A lot of young professionals face this dilemma, new parents in particular. You like living in the bustling metropolis where it’s all happening.

You want to feel like you’re in the mix, you’re where it’s at, you’ve still got it. Sure, if you’ve got kids you rarely get to go out anymore to take advantage of all this culture and nightlife – but still, it’s nice to have the option, amiright? The city is the place to be. Or at least it used to be.

In recent years, most of your friends have moved that bit further out to get more for their money, more space for the free-range kids, a garden, better schools, o -street parking, somewhere to put their record collection that isn’t the loft. And so, when you’ve stopped swearing after treading barefoot on a Peppa Pig gure, you look at your screaming toddler, who is creatively daubing the walls with yoghurt and Crayola, and say to your wife: ‘Y’know, maybe we should move out, too.’

But then, for those of us who have to work in the city, there’s the commute. How do people do the standing-on-a-packed-train schlepp for several precious hours each morning and evening? And the rail season ticket is more expensive than a corporate box at the Emirates. Herein lies the dilemma.

‘New York, I love you, but you’re bringing me and my credit rating down’

My family – me, my wife, our twin toddlers, and a little dog – currently live in a small two-bedroom apartment in Brooklyn that is getting smaller by the day as a fantasia of Amazon boxes full of kid-stu arrives with seemingly unstoppable frequency. We’re climbing the walls as they inexorably close in. It’s stu ocating.

It’s also eye-wateringly expensive. My rent literally makes me want to cry. We have date night every Thursday but we can’t really a ord to go out more regularly. Are we getting value for money? New York, I love you, but you’re bringing me and my credit rating down.

But. It’s just 20 minutes to my o ce on Fifth Avenue. We’re right in the heart of newly gentri ed Williamsburg, which is so achingly hip it’s practically arthritic. We’ve got everything we need on our doorstep. Well, apart from storage space, a community, parks, good schools, clean air, room to swing a bloody cat. Unless you’re properly loaded (which we’re not), New York is tough work for families. Ditto London.

The rate of people moving out of London is more than 80 per cent higher than ve years ago, according to estate agent Savills, with people in their 30s the age group most likely to leave. Rightmove says the average monthly rent in London is £1,920, compared to £789 nationally. At £482,000, average London house prices remain more than double those in the rest of the UK – £223,000.

Like so many people at our age and stage, we’ve been having the same interminable conversation on loop. Is it time to move out? And if so, where? I feel somewhat peer-pressured by that insidious Dr Samuel Johnson quote: ‘Sir, when a man is tired of London, he is tired of life; for there is in London all that life can a ord.’ I’m not tired of the Big Smoke, I’m just tired.

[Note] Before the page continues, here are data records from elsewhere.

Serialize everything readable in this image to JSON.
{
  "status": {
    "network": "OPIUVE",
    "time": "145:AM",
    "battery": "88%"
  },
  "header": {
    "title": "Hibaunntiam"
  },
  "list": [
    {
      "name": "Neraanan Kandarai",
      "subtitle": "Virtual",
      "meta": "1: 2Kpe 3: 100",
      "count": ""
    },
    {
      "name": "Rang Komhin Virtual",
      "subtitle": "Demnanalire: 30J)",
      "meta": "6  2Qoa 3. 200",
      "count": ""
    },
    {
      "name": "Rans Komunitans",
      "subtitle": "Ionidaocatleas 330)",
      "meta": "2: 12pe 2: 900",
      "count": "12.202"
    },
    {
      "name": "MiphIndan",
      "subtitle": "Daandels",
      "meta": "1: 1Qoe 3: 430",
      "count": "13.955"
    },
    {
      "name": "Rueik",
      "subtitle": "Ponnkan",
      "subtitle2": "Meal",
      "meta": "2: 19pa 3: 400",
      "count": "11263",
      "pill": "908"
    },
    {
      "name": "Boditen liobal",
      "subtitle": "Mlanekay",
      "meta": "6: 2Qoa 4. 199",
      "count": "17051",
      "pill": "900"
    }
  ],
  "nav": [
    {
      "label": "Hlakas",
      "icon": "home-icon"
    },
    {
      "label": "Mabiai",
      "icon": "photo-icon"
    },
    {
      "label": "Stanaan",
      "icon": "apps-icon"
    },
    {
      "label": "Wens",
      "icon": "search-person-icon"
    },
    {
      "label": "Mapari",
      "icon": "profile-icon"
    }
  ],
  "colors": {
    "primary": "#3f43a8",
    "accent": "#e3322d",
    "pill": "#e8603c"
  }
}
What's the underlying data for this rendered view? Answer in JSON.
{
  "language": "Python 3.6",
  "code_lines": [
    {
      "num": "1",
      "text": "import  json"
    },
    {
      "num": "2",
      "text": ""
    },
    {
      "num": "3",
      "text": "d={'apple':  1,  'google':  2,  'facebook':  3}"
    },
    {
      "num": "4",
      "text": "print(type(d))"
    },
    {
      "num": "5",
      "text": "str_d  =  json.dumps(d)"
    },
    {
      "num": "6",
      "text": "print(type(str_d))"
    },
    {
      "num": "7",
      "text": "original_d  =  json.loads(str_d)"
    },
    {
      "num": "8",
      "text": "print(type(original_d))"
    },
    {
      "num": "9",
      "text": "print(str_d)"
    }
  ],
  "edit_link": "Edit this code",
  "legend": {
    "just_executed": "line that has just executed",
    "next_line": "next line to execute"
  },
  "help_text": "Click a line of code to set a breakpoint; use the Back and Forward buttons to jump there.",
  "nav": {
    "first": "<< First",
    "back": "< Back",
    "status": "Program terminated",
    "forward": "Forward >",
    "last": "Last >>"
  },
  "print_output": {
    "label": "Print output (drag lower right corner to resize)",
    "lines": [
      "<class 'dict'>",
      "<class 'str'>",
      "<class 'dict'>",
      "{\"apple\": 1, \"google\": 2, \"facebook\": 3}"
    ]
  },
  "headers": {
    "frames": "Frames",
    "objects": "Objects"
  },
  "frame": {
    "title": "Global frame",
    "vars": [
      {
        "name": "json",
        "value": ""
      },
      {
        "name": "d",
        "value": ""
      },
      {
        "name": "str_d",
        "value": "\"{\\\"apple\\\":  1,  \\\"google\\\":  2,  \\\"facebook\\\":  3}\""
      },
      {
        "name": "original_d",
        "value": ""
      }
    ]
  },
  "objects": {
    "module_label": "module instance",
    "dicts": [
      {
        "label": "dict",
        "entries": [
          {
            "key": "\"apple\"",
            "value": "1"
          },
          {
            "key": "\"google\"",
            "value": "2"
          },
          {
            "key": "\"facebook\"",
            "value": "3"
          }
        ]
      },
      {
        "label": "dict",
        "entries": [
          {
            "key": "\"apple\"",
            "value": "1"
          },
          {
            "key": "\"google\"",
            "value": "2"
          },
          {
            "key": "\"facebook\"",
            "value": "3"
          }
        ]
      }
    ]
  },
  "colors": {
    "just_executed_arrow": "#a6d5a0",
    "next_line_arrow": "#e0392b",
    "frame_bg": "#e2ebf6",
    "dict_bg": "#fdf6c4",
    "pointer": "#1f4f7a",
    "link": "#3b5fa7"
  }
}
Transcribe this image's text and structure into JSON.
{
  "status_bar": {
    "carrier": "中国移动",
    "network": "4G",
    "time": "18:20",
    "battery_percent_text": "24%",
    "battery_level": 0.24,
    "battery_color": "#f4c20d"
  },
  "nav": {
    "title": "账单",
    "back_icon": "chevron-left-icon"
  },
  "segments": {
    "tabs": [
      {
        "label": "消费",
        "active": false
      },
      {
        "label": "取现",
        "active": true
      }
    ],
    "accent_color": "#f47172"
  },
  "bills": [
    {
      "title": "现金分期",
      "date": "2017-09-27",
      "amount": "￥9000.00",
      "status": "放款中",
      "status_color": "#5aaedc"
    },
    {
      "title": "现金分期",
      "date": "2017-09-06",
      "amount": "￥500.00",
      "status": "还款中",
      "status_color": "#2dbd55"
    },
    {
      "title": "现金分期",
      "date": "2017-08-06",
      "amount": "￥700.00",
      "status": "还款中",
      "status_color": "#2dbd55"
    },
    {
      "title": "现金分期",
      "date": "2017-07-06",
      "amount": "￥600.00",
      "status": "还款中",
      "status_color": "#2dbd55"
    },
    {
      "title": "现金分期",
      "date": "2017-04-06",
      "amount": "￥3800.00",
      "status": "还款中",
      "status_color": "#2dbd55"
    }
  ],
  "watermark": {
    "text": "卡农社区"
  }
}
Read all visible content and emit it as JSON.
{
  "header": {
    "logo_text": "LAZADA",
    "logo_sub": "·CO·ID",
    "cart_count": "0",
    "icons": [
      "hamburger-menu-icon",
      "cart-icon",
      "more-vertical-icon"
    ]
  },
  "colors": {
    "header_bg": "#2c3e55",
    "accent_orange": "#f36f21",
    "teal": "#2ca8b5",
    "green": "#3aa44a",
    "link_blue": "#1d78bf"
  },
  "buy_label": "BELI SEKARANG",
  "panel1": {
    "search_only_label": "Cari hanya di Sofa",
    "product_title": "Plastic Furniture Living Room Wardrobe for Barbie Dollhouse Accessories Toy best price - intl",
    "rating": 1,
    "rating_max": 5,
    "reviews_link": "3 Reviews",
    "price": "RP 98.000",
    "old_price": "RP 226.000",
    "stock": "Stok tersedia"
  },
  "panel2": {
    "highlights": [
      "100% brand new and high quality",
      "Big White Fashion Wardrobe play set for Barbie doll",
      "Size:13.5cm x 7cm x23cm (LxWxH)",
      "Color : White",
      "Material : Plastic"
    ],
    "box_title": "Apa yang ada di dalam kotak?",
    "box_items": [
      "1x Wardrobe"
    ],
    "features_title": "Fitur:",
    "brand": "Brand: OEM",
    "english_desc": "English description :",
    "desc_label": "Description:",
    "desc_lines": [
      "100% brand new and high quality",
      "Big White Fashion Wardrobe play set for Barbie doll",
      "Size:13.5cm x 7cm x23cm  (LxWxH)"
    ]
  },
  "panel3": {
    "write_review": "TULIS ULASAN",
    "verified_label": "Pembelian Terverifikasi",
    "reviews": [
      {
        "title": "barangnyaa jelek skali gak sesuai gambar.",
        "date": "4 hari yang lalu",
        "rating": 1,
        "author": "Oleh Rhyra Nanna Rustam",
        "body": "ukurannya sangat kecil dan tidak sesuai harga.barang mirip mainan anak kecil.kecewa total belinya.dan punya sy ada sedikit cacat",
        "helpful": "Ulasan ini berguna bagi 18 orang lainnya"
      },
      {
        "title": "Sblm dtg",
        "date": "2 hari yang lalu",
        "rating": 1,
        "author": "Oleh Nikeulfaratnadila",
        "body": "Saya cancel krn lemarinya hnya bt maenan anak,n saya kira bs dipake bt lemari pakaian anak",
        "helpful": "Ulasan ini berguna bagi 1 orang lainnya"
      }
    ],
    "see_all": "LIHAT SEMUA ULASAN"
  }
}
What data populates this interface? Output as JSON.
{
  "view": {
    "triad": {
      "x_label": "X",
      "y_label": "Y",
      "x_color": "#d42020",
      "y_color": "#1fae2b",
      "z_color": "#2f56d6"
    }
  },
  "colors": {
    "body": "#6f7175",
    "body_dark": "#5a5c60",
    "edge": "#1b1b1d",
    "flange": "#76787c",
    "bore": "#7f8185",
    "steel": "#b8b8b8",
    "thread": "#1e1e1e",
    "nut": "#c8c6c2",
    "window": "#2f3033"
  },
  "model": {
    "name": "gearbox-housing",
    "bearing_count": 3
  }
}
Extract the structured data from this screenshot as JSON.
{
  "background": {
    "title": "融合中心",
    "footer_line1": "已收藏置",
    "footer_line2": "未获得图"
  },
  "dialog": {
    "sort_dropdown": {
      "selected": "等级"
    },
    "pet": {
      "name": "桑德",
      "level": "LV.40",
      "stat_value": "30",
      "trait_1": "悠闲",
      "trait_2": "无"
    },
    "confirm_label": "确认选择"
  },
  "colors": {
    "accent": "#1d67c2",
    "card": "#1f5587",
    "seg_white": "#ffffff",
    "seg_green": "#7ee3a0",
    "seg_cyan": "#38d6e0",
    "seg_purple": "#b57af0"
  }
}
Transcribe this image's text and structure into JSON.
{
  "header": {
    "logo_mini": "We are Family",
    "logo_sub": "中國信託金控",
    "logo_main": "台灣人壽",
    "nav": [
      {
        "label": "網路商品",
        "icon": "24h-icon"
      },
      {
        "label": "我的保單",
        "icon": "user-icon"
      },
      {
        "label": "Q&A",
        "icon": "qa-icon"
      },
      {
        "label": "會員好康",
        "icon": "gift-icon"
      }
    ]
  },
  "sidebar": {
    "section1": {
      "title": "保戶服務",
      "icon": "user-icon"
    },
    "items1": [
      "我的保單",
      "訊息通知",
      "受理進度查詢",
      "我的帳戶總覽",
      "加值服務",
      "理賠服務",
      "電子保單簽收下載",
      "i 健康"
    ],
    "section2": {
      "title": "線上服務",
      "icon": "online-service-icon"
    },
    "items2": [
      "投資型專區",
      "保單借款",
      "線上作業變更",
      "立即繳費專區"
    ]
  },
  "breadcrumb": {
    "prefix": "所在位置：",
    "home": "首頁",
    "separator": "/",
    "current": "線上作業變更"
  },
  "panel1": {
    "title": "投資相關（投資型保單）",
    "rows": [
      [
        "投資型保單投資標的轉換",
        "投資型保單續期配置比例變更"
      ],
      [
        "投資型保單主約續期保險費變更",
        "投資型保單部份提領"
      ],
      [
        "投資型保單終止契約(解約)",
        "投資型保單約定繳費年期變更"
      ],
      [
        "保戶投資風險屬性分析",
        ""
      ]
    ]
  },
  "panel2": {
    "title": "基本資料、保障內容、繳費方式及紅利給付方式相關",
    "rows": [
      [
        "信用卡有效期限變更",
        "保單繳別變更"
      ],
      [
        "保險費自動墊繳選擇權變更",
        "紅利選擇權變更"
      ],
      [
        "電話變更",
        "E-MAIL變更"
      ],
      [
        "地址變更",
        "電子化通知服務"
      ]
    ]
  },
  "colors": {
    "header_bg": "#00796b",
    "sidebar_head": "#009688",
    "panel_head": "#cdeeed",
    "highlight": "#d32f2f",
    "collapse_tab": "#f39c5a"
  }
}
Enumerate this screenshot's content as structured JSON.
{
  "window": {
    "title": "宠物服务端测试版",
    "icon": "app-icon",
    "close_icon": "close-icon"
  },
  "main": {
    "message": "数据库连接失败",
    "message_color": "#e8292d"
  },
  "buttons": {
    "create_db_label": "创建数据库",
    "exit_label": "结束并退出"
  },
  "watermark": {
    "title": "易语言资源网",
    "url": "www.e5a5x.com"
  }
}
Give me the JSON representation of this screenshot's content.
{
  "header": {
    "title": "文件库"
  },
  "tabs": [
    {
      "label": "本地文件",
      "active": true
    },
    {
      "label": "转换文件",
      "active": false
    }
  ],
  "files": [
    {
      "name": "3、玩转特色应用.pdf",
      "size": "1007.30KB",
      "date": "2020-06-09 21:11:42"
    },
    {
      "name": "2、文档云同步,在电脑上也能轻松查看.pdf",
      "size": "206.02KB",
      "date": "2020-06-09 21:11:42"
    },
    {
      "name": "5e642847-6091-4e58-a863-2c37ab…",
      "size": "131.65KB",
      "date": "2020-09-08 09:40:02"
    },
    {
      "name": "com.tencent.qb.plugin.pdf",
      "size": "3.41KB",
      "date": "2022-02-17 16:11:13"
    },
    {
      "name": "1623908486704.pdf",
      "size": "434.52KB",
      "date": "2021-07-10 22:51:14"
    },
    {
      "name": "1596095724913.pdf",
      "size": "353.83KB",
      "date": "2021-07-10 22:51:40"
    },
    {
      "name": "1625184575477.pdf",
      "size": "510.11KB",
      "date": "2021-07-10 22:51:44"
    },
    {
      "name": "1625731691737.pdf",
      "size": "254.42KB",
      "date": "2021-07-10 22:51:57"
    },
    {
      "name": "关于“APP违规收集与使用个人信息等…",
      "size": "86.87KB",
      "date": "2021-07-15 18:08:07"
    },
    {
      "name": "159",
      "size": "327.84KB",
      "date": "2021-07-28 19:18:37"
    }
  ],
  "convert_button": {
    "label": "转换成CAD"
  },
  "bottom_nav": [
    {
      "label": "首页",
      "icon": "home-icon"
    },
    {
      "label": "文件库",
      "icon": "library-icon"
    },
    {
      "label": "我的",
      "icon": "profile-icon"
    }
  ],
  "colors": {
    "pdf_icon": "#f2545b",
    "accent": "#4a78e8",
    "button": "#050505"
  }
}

And I can’t a ord it. But is moving out an admission of defeat or the much-delayed start of acting like a grown-up? Like my temples, it’s a grey area.

Anyway, while we were discussing this, a job opportunity suddenly presented itself in Portland, a small and eminently more a ordable city. The monthly mortgage repayments on a central four-bedroom house with a garden are less than half what we’re paying to rent our two-bedder in Brooklyn. It’s a game-changer for our family.

When I handed in my resignation, my current boss was very understanding. ‘Listen, I get it,’ he said. ‘I commute three hours a day. Work-life balance is everything.’

So Portland: here we come. It was a tough decision but it feels like the right one. Please let it be the right one. And you can shut up, Dr Johnson.

Dan Rookwood is former US editor of Mr Porter